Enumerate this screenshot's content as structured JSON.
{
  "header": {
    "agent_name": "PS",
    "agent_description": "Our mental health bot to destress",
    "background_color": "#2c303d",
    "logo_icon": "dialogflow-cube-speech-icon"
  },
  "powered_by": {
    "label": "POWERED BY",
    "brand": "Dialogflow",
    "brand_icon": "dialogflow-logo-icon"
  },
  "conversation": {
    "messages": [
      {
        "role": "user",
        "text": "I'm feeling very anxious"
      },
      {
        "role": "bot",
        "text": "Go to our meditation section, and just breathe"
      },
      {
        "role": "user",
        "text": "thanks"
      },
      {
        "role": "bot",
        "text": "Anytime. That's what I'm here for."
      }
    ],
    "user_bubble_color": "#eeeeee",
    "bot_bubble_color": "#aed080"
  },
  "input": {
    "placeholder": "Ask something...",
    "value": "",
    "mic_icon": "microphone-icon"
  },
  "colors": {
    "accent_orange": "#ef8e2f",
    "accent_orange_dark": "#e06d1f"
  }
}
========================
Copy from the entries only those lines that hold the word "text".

        "text": "I'm feeling very anxious"
        "text": "Go to our meditation section, and just breathe"
        "text": "thanks"
        "text": "Anytime. That's what I'm here for."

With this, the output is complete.